The UK Financial Services Compensation Scheme today has published un update on its website which explains the unique challenges it faces to handle compensation to investors who relied on claims for misleading advice in .
To kickstart this process, reviewed almost a million pieces of evidence in order to determine which customers had been given misleading advice by LCF. It has also gained access to an additional 100,000 emails held within LCF’s email server, which extended the time frame to complete the process beyond the original deadline.
The lifeboat fund further states that a large proportion of the evidence they needed to review was telephone calls. For this purpose, they doubled the head count of their specialist team and worked with a company called Capita to create an Artificial Intelligence (AI) solution to help them review 700,000 phone recordings.
Without the use of AI, the FSCS estimates that it would not be able to start paying claims until January 2021, or to complete this work before 2022. To date, the scheme paid out more than £38.1m in compensation to LCF customers.
According to the FSCS’s forecast, it expects to pay up to £44 million to cover estimated compensation costs for investors who bought the unregulated investment products in the hope of high returns.
“Once we had reviewed all the evidence and carefully mapped each of the pieces of evidence against each individual’s claim, we set up a specialist team specifically to manually review and assess each LCF advice claim on a case-by-case basis. Due to the sheer volume of evidence that needed to be reviewed for each claim, in August of this year, we increased the size of this specialist team by nearly 80%,” the commission said.
A Marketing Company behind the Scandal
Part of FSCS’s ongoing probes involve Surge Financial Ltd, an online marketing firm that was reportedly paid nearly $60 million to promote LCF’s unregulated mini-bonds. While LCF was authorised by the FCA, its mini-bonds are not regulated and therefore customers were not covered by FSCS’s plan, meaning their investments could be wiped out unless they can show they bought the bonds following bad advice.
Around 12,000 investors suffered major losses following the £236 million collapse of the mini-bond issuer in 2019. However, a small number of LCF received compensations so far while the vast majority of the bondholders are still waiting to hear if they have any chance of getting their money back.
Some claimants are fighting for eligibility of compensation and asked the court to scrap the decision that considered LCF bonds issued after January 3, 2018 was not a regulated activity.
The affected bondholders say they bought ‘mini-bonds’ from London Capital & Finance only after receiving assurance from the FSCS that their money was covered by the UK’s compensation scheme.
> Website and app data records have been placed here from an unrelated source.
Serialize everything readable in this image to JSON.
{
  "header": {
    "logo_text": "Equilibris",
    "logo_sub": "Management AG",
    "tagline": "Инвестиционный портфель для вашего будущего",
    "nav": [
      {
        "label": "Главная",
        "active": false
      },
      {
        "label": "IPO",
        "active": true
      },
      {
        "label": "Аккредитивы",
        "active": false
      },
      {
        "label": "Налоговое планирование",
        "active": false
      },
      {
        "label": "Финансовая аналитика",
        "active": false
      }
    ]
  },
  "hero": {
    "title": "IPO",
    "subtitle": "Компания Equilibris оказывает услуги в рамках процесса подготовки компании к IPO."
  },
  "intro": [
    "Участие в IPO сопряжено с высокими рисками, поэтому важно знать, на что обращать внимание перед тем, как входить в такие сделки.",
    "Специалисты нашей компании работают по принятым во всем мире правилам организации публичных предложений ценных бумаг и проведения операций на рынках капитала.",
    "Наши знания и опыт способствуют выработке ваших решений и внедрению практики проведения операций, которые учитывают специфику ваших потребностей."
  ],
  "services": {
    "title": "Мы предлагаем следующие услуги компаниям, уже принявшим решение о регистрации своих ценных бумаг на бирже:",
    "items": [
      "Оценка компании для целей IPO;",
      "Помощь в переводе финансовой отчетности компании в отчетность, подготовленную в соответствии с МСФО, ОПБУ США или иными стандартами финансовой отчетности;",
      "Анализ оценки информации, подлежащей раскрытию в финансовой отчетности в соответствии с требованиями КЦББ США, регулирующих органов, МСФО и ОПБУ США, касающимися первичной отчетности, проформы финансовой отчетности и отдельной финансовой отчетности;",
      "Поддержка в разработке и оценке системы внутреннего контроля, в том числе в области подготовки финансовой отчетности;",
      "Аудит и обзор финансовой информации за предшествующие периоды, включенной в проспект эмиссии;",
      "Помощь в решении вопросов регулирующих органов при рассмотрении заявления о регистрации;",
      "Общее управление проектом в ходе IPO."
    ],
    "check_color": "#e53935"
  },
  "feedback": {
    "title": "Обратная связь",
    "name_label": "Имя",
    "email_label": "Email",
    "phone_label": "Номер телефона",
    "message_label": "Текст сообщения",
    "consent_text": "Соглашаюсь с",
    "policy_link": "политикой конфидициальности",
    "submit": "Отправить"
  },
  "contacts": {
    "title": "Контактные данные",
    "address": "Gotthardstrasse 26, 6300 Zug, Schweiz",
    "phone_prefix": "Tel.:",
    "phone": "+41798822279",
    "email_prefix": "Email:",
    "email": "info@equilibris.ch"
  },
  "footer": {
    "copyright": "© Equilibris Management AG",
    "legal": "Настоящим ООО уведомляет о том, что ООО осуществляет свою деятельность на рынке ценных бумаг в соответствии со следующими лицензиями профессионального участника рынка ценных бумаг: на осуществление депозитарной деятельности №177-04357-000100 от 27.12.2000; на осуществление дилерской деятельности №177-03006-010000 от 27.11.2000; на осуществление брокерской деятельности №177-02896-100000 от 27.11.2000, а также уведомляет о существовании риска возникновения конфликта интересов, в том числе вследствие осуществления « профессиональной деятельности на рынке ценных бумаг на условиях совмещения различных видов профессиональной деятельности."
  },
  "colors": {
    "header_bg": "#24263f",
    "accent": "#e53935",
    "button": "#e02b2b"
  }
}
As such, the FSCS is accused of giving misleading information over the protection they should expect.